Web page and app entries
--- START ---

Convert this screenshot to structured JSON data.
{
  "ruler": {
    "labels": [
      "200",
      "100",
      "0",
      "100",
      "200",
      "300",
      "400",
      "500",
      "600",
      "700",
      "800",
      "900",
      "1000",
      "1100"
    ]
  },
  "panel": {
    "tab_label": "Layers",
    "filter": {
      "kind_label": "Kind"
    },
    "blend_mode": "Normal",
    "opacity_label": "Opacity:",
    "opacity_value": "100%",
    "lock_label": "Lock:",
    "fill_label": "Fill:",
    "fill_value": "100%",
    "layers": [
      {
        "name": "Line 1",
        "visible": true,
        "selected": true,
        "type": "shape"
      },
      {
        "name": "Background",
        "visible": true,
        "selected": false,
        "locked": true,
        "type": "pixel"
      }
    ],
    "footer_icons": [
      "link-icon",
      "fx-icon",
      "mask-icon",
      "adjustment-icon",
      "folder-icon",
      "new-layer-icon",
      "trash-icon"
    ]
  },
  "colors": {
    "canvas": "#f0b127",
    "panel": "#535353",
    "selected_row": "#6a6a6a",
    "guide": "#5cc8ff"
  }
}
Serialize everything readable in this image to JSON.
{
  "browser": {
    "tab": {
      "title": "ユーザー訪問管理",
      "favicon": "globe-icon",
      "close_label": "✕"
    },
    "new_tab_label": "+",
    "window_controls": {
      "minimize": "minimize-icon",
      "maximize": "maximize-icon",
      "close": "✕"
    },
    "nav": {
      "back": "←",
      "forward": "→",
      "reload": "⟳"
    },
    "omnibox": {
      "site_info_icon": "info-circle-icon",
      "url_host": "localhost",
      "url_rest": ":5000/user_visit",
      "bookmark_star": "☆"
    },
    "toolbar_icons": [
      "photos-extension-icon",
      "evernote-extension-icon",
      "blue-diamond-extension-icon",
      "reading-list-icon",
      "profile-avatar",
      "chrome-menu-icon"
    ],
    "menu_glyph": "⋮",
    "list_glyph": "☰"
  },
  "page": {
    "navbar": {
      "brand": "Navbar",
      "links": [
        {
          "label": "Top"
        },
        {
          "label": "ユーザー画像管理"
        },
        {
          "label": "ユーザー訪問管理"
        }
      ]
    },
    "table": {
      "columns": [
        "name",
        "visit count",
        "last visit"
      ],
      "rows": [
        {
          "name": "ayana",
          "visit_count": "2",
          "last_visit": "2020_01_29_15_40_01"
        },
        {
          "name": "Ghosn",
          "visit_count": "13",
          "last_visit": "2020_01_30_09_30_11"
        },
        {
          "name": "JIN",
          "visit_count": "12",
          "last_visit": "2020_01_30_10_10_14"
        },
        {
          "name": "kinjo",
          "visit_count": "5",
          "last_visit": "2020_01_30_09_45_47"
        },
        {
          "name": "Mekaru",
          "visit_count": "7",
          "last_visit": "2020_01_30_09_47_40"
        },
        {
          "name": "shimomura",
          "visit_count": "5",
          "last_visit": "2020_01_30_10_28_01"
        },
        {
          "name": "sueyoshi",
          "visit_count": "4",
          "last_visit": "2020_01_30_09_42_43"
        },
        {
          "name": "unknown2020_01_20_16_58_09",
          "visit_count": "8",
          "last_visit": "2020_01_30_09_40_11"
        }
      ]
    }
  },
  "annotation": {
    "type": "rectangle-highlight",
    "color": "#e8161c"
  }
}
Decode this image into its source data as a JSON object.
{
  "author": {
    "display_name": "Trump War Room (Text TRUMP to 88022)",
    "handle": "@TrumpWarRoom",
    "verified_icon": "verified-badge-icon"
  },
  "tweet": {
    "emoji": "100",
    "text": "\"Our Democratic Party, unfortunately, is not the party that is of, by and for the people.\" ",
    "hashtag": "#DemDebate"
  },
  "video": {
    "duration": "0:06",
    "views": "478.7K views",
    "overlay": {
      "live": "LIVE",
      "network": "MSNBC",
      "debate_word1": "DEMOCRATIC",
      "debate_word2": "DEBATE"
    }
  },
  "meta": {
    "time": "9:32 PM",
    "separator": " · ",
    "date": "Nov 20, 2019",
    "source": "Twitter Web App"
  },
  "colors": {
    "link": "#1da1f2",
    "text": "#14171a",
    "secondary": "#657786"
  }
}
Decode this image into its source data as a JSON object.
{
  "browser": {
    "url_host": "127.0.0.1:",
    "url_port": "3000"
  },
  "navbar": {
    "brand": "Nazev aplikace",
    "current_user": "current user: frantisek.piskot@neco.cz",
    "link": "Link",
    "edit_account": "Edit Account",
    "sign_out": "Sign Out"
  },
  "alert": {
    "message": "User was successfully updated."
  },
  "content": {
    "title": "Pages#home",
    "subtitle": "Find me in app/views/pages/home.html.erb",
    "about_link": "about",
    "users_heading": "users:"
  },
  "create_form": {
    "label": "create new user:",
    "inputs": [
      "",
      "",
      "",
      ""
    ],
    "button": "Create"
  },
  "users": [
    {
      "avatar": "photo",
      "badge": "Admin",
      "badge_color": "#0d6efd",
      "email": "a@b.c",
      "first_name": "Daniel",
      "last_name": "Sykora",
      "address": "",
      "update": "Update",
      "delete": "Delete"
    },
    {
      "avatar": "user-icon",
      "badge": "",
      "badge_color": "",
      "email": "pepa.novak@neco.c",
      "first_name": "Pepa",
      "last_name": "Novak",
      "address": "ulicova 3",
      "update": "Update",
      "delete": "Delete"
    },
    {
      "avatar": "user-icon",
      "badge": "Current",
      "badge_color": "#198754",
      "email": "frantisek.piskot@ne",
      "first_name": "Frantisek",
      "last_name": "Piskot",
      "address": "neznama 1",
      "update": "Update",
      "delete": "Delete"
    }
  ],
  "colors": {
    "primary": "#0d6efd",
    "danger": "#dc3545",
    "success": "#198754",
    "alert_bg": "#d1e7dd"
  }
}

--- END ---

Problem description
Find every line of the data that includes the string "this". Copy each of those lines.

Completed task
Convert this screenshot to structured JSON data.
Serialize everything readable in this image to JSON.
Decode this image into its source data as a JSON object.
Decode this image into its source data as a JSON object.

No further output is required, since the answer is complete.